Nationwide power-saving efforts will continue to be necessary this summer, according to the electricity supply-demand balance estimated by a government panel.
The panel noted in a meeting Monday that the electricity supply surplus is expected to stand at 0.1 percent, far short of the 3 percent needed for stable electricity supply, even taking into consideration contracts that force power users to cut their usage when supply is tight, sources said.
Compared with the supply-demand projections of power companies, the panel chaired by Katsuyuki Ishida, senior vice minister at the Cabinet Office, estimated reductions in demand of 150,000 kw through power-saving efforts and 700,000 kw through such contracts. It also sees pumped-storage hydropower generation adding 70,000 kw to the supply levels estimated by power firms.
As a result, it projects the nationwide electricity supply-demand balance rising 0.5 percentage point from a shortage of 0.4 percent estimated by power firms.
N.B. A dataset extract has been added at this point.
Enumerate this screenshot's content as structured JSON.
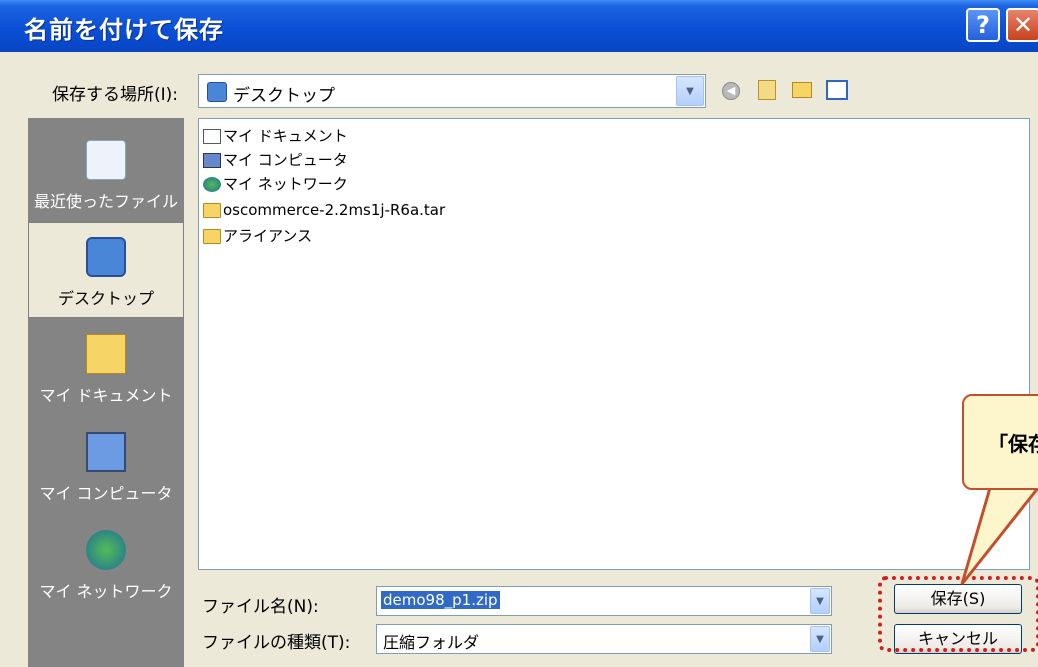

Kansai Electric Power Co. is seen facing a shortage of 14.9 percent, compared with 16.3 percent that it previously estimated. Kyushu Electric Power Co. is expected to see a shortage of 2.2 percent, against 3.7 percent, and the shortage is also seen to drop, to 1.9 percent from 3.1 percent, at Hokkaido Electric Power Co.
The six power firms in western Japan are projected to suffer an overall shortage of 2.8 percent, against 3.6 percent in the forecasts by the power companies.
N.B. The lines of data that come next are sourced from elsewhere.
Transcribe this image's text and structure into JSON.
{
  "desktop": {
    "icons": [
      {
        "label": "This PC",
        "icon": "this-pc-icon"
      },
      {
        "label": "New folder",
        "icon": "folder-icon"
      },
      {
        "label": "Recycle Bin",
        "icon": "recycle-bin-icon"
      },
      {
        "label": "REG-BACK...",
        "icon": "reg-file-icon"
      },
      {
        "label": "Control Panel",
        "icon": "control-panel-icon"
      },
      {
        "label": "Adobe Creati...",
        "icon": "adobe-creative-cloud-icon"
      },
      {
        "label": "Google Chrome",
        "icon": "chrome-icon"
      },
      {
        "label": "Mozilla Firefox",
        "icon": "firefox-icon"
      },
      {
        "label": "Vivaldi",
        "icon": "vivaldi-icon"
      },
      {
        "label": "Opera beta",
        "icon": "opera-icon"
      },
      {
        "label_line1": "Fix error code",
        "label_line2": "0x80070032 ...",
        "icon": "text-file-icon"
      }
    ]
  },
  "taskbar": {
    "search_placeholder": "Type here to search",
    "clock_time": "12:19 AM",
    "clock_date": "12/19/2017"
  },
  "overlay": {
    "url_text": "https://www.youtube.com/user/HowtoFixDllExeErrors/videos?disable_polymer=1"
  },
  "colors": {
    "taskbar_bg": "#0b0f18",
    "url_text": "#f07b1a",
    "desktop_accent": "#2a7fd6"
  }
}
At the meeting, however, some members said the panel’s estimates are highly uncertain and should only be used for reference, according to the sources.
The panel is slated to finalize its power supply and demand estimates at a meeting Thursday.
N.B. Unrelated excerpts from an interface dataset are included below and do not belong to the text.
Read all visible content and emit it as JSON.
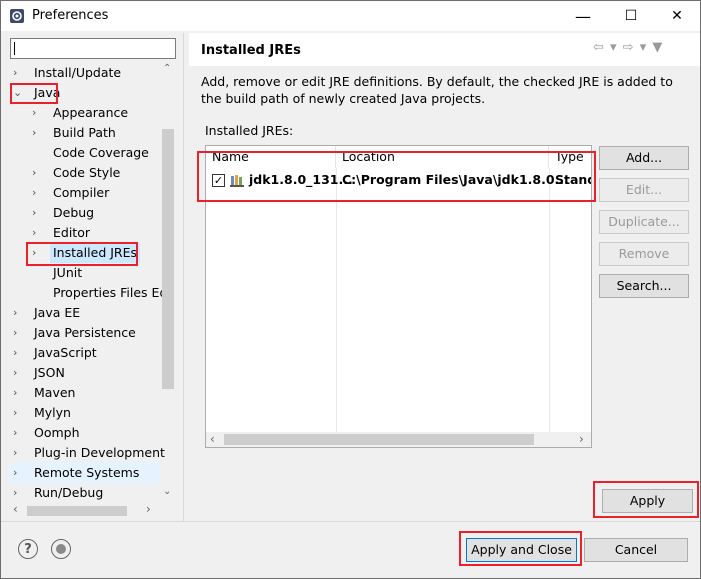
{
  "window": {
    "title": "Preferences",
    "minimize_glyph": "—",
    "maximize_glyph": "☐",
    "close_glyph": "✕"
  },
  "filter": {
    "value": "",
    "placeholder": ""
  },
  "tree": [
    {
      "label": "Install/Update",
      "level": 0,
      "arrow": "›"
    },
    {
      "label": "Java",
      "level": 0,
      "arrow": "⌄",
      "expanded": true
    },
    {
      "label": "Appearance",
      "level": 1,
      "arrow": "›"
    },
    {
      "label": "Build Path",
      "level": 1,
      "arrow": "›"
    },
    {
      "label": "Code Coverage",
      "level": 1,
      "arrow": ""
    },
    {
      "label": "Code Style",
      "level": 1,
      "arrow": "›"
    },
    {
      "label": "Compiler",
      "level": 1,
      "arrow": "›"
    },
    {
      "label": "Debug",
      "level": 1,
      "arrow": "›"
    },
    {
      "label": "Editor",
      "level": 1,
      "arrow": "›"
    },
    {
      "label": "Installed JREs",
      "level": 1,
      "arrow": "›",
      "selected": true
    },
    {
      "label": "JUnit",
      "level": 1,
      "arrow": ""
    },
    {
      "label": "Properties Files Ed",
      "level": 1,
      "arrow": ""
    },
    {
      "label": "Java EE",
      "level": 0,
      "arrow": "›"
    },
    {
      "label": "Java Persistence",
      "level": 0,
      "arrow": "›"
    },
    {
      "label": "JavaScript",
      "level": 0,
      "arrow": "›"
    },
    {
      "label": "JSON",
      "level": 0,
      "arrow": "›"
    },
    {
      "label": "Maven",
      "level": 0,
      "arrow": "›"
    },
    {
      "label": "Mylyn",
      "level": 0,
      "arrow": "›"
    },
    {
      "label": "Oomph",
      "level": 0,
      "arrow": "›"
    },
    {
      "label": "Plug-in Development",
      "level": 0,
      "arrow": "›"
    },
    {
      "label": "Remote Systems",
      "level": 0,
      "arrow": "›"
    },
    {
      "label": "Run/Debug",
      "level": 0,
      "arrow": "›"
    }
  ],
  "page": {
    "title": "Installed JREs",
    "nav": "⇦ ▾ ⇨ ▾ ▼",
    "description": "Add, remove or edit JRE definitions. By default, the checked JRE is added to the build path of newly created Java projects.",
    "jres_label": "Installed JREs:",
    "columns": [
      "Name",
      "Location",
      "Type"
    ],
    "rows": [
      {
        "checked": true,
        "check_glyph": "✓",
        "name": "jdk1.8.0_131...",
        "location": "C:\\Program Files\\Java\\jdk1.8.0...",
        "type": "Stand"
      }
    ],
    "buttons": {
      "add": "Add...",
      "edit": "Edit...",
      "duplicate": "Duplicate...",
      "remove": "Remove",
      "search": "Search..."
    },
    "apply": "Apply"
  },
  "footer": {
    "help_glyph": "?",
    "apply_and_close": "Apply and Close",
    "cancel": "Cancel"
  },
  "colors": {
    "highlight": "#e8212b",
    "selection": "#cce8ff",
    "hover": "#e5f3ff"
  },
  "icons": [
    "eclipse-preferences-icon",
    "help-icon",
    "import-export-icon",
    "jre-library-icon",
    "checkbox-icon"
  ]
}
Following the panel’s summary, the government is scheduled to set up an energy and environment meeting of relevant ministers. They will work to compile energy-saving plans for the coming summer.
‘Severe’ situation: Edano
Industry minister Yukio Edano said Tuesday he wants to avoid the government issuing an order to restrict electricity usage this summer, but noted the nation’s current situation, now without nuclear power, is “quite severe.”
His comments came a day after the government presented an estimate that the areas covered by Kansai Electric Power Co., which relied particularly heavily on nuclear power before the Fukushima nuclear crisis, will face a power shortage of 14.9 percent during peak hours in August.
Asked if he still thinks the government can avoid implementing a mandatory power-saving drive, Edano said at a press conference, “I have a strong desire to avoid taking compulsory steps . . . but I honestly think the situation is quite severe.”
Last summer, the government imposed the first electricity-saving order in 37 years for large-lot users in the service areas of Tokyo Electric Power Co. and Tohoku Electric Power Co. to battle power supply constraints amid the crisis at Tokyo Electric’s Fukushima No. 1 nuclear plant.
Edano said the government will explore ways to avoid taking such compulsory steps this summer until the last minute.
Japan’s last operating commercial nuclear reactor went offline Saturday for mandatory routine maintenance, leaving the nation without atomic-generated electricity for the first time in 42 years in light of the Fukushima nuclear crisis, which started 14 months ago.
As for who should take responsibility should mandatory restrictions on electricity use and rolling blackouts be implemented, Edano said that in a broad sense, the Fukushima crisis that made people lose trust in nuclear power is behind such concerns.
“I think that is a responsibility that Japan’s entire nuclear power policy over the past decades should bear,” he said, apparently including the policy implemented before the ruling Democratic Party of Japan’s ascent to power in 2009.